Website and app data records
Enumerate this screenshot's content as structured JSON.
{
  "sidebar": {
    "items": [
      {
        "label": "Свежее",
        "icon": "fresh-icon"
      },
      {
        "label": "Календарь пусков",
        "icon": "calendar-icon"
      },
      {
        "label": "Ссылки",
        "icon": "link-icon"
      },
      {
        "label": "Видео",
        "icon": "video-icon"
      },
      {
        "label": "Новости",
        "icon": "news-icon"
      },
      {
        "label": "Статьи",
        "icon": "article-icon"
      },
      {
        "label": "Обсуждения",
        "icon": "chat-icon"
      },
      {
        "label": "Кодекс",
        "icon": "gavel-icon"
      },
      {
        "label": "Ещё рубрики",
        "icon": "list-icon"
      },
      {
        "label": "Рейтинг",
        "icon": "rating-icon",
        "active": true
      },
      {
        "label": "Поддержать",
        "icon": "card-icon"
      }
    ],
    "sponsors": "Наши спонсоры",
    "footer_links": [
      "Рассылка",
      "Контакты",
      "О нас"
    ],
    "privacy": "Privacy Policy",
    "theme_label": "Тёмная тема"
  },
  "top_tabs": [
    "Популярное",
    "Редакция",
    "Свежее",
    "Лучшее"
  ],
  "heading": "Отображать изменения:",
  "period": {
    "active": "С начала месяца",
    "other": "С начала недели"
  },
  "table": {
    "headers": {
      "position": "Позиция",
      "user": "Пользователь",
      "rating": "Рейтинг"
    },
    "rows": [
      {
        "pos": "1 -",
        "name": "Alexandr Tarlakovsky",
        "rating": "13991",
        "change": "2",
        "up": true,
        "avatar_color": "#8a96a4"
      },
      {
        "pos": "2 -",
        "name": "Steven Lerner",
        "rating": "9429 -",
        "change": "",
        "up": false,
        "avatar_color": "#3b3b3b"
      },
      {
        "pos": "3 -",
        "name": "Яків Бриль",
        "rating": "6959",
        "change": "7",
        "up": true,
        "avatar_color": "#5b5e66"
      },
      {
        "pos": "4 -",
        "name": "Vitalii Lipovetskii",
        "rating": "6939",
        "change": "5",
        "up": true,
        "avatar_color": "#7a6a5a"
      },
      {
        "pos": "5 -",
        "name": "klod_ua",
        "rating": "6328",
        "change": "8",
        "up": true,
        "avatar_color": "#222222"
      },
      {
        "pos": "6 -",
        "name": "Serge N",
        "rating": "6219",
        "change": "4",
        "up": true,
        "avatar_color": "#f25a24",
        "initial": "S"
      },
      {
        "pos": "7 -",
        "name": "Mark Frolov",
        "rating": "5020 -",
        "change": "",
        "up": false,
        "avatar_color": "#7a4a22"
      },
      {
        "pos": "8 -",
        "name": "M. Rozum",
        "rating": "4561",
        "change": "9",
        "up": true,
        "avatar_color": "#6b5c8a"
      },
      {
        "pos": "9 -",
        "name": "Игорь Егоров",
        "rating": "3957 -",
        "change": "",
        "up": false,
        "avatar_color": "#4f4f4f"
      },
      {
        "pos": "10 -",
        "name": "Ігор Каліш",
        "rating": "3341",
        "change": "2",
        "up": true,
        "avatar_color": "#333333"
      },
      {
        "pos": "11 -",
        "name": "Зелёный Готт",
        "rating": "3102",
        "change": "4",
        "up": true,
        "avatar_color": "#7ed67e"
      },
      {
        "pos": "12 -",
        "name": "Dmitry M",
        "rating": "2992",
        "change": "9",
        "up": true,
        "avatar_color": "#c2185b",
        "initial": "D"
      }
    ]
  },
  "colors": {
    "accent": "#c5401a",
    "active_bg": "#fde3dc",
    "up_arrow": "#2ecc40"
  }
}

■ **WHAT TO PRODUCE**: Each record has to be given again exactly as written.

■ **SOLUTION TO THE EXERCISE**:
Enumerate this screenshot's content as structured JSON.
{
  "sidebar": {
    "items": [
      {
        "label": "Свежее",
        "icon": "fresh-icon"
      },
      {
        "label": "Календарь пусков",
        "icon": "calendar-icon"
      },
      {
        "label": "Ссылки",
        "icon": "link-icon"
      },
      {
        "label": "Видео",
        "icon": "video-icon"
      },
      {
        "label": "Новости",
        "icon": "news-icon"
      },
      {
        "label": "Статьи",
        "icon": "article-icon"
      },
      {
        "label": "Обсуждения",
        "icon": "chat-icon"
      },
      {
        "label": "Кодекс",
        "icon": "gavel-icon"
      },
      {
        "label": "Ещё рубрики",
        "icon": "list-icon"
      },
      {
        "label": "Рейтинг",
        "icon": "rating-icon",
        "active": true
      },
      {
        "label": "Поддержать",
        "icon": "card-icon"
      }
    ],
    "sponsors": "Наши спонсоры",
    "footer_links": [
      "Рассылка",
      "Контакты",
      "О нас"
    ],
    "privacy": "Privacy Policy",
    "theme_label": "Тёмная тема"
  },
  "top_tabs": [
    "Популярное",
    "Редакция",
    "Свежее",
    "Лучшее"
  ],
  "heading": "Отображать изменения:",
  "period": {
    "active": "С начала месяца",
    "other": "С начала недели"
  },
  "table": {
    "headers": {
      "position": "Позиция",
      "user": "Пользователь",
      "rating": "Рейтинг"
    },
    "rows": [
      {
        "pos": "1 -",
        "name": "Alexandr Tarlakovsky",
        "rating": "13991",
        "change": "2",
        "up": true,
        "avatar_color": "#8a96a4"
      },
      {
        "pos": "2 -",
        "name": "Steven Lerner",
        "rating": "9429 -",
        "change": "",
        "up": false,
        "avatar_color": "#3b3b3b"
      },
      {
        "pos": "3 -",
        "name": "Яків Бриль",
        "rating": "6959",
        "change": "7",
        "up": true,
        "avatar_color": "#5b5e66"
      },
      {
        "pos": "4 -",
        "name": "Vitalii Lipovetskii",
        "rating": "6939",
        "change": "5",
        "up": true,
        "avatar_color": "#7a6a5a"
      },
      {
        "pos": "5 -",
        "name": "klod_ua",
        "rating": "6328",
        "change": "8",
        "up": true,
        "avatar_color": "#222222"
      },
      {
        "pos": "6 -",
        "name": "Serge N",
        "rating": "6219",
        "change": "4",
        "up": true,
        "avatar_color": "#f25a24",
        "initial": "S"
      },
      {
        "pos": "7 -",
        "name": "Mark Frolov",
        "rating": "5020 -",
        "change": "",
        "up": false,
        "avatar_color": "#7a4a22"
      },
      {
        "pos": "8 -",
        "name": "M. Rozum",
        "rating": "4561",
        "change": "9",
        "up": true,
        "avatar_color": "#6b5c8a"
      },
      {
        "pos": "9 -",
        "name": "Игорь Егоров",
        "rating": "3957 -",
        "change": "",
        "up": false,
        "avatar_color": "#4f4f4f"
      },
      {
        "pos": "10 -",
        "name": "Ігор Каліш",
        "rating": "3341",
        "change": "2",
        "up": true,
        "avatar_color": "#333333"
      },
      {
        "pos": "11 -",
        "name": "Зелёный Готт",
        "rating": "3102",
        "change": "4",
        "up": true,
        "avatar_color": "#7ed67e"
      },
      {
        "pos": "12 -",
        "name": "Dmitry M",
        "rating": "2992",
        "change": "9",
        "up": true,
        "avatar_color": "#c2185b",
        "initial": "D"
      }
    ]
  },
  "colors": {
    "accent": "#c5401a",
    "active_bg": "#fde3dc",
    "up_arrow": "#2ecc40"
  }
}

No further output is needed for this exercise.